=== WORK ORDER ===
Scan the entries below for the word "link" and copy every line in which it occurs.

=== INPUT ===
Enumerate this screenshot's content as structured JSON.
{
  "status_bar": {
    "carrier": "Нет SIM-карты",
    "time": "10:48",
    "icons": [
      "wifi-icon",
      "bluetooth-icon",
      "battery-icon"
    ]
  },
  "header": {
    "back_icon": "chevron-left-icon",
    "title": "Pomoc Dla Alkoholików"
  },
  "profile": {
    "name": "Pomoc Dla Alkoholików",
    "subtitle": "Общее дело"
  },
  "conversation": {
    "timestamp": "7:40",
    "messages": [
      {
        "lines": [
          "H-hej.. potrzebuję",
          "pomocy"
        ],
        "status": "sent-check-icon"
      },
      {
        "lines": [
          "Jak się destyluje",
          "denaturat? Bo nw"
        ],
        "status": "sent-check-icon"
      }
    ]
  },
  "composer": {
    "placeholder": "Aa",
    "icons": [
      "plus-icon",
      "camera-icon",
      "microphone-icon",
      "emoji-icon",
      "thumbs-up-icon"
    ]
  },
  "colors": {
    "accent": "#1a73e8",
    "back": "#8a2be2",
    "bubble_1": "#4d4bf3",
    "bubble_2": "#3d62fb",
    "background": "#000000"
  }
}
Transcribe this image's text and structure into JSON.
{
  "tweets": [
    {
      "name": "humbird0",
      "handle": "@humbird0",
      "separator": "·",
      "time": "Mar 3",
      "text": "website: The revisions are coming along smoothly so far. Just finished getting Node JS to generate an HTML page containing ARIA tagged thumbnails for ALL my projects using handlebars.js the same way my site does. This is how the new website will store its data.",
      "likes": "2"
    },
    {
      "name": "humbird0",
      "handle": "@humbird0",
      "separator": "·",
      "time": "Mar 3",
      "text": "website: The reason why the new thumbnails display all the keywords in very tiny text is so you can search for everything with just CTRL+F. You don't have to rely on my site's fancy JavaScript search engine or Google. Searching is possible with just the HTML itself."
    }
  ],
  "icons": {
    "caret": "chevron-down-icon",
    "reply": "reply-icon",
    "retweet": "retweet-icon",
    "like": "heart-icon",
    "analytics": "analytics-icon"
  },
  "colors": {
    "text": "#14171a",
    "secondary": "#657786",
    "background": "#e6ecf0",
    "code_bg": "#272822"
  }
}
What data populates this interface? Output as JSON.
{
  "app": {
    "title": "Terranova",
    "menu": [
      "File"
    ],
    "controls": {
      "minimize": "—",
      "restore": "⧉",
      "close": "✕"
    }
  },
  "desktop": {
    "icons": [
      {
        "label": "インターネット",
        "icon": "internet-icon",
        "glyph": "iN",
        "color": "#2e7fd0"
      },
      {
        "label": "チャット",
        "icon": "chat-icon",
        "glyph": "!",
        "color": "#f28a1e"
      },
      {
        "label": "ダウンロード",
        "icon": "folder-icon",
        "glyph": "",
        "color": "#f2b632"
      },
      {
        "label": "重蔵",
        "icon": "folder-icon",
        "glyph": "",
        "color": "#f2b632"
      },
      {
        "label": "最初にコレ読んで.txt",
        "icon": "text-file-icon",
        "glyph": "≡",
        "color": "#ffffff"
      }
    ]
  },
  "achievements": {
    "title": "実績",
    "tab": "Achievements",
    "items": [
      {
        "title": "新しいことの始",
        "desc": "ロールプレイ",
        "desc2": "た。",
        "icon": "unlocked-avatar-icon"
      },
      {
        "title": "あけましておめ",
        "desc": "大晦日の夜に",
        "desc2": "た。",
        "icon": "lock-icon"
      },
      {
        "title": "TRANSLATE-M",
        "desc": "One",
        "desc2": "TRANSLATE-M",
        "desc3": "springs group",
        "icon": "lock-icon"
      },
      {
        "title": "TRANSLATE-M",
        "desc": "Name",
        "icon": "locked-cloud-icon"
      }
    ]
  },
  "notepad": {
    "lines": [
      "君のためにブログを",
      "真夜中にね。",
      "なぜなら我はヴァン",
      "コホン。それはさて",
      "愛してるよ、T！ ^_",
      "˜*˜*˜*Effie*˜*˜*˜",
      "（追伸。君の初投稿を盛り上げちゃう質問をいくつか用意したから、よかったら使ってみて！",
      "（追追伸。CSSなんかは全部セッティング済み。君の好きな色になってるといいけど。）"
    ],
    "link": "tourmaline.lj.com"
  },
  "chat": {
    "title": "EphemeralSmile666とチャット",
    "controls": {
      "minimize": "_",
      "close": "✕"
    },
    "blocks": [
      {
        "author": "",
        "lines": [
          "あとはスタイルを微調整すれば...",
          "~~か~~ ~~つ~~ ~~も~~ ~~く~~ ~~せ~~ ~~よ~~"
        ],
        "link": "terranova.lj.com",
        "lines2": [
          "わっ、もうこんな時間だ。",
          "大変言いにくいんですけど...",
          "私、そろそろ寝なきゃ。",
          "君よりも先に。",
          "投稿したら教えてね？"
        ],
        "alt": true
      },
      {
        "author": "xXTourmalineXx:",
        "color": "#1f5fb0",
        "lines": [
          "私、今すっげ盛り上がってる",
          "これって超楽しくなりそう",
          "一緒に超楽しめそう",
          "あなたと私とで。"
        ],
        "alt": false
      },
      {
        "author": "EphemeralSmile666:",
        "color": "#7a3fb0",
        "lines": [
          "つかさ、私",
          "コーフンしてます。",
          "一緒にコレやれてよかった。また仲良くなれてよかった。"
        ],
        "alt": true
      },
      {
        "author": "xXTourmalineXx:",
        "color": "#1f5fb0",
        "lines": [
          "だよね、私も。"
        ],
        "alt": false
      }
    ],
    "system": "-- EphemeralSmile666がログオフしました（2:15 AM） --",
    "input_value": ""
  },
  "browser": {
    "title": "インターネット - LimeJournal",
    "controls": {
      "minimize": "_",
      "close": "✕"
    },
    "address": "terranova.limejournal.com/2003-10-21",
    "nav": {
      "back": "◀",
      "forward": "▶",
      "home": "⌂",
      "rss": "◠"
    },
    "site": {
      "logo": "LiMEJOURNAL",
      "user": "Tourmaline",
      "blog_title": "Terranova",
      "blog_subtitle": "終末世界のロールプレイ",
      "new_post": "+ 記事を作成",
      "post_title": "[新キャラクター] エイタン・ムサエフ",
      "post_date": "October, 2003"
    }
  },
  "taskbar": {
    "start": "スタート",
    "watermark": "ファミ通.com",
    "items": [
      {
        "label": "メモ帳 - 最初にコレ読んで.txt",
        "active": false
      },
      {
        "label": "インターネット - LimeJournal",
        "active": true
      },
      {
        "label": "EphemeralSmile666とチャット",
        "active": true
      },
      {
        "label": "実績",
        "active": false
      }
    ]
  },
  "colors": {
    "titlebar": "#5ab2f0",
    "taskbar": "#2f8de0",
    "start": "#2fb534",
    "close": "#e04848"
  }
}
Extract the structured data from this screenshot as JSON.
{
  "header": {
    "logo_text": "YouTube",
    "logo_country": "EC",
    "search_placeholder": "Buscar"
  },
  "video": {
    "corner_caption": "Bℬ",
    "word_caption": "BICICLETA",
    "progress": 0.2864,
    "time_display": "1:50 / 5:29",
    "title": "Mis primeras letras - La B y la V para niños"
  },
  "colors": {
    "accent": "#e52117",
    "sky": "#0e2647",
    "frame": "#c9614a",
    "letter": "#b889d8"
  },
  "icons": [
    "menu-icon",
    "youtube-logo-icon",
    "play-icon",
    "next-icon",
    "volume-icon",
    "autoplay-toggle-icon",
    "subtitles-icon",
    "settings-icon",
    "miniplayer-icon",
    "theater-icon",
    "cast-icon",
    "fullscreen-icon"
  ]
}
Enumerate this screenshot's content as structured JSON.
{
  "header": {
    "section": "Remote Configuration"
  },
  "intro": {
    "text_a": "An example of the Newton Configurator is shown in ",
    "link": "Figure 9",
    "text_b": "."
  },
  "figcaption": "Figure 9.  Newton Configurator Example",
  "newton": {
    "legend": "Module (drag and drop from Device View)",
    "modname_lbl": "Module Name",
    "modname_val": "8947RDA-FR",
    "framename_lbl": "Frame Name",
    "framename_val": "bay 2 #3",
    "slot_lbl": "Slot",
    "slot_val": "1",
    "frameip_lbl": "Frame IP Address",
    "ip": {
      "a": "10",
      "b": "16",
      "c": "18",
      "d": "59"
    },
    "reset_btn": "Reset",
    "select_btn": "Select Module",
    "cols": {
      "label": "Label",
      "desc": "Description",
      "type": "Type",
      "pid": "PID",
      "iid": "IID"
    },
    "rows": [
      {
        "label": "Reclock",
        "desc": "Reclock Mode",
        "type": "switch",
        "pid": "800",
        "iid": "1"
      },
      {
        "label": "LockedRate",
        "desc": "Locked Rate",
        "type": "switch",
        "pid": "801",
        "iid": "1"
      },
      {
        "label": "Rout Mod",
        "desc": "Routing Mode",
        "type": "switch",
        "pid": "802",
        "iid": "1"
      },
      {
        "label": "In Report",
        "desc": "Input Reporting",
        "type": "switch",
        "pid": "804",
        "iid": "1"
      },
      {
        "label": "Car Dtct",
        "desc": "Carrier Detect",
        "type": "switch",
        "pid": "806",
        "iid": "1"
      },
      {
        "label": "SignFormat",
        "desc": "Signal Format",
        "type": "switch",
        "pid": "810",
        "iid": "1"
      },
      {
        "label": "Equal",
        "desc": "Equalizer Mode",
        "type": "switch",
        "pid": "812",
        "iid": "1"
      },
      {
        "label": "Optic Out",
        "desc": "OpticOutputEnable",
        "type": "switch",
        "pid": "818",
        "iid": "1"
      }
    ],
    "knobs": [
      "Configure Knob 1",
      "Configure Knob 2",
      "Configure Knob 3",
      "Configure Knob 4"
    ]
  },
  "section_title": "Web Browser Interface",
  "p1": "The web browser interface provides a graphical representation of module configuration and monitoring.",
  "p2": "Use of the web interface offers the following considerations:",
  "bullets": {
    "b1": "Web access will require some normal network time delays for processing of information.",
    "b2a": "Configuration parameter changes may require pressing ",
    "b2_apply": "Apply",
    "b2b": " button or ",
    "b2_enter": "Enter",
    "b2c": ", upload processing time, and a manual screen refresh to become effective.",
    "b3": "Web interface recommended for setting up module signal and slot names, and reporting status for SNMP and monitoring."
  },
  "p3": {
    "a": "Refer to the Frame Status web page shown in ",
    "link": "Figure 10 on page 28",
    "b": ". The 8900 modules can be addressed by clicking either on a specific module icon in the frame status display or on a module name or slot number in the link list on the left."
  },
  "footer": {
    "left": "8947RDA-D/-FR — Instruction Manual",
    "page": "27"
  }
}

=== SOLUTION TO THE PROBLEM ===
    "link": "tourmaline.lj.com"
        "link": "terranova.lj.com",
    "link": "Figure 9",
    "link": "Figure 10 on page 28",
    "b": ". The 8900 modules can be addressed by clicking either on a specific module icon in the frame status display or on a module name or slot number in the link list on the left."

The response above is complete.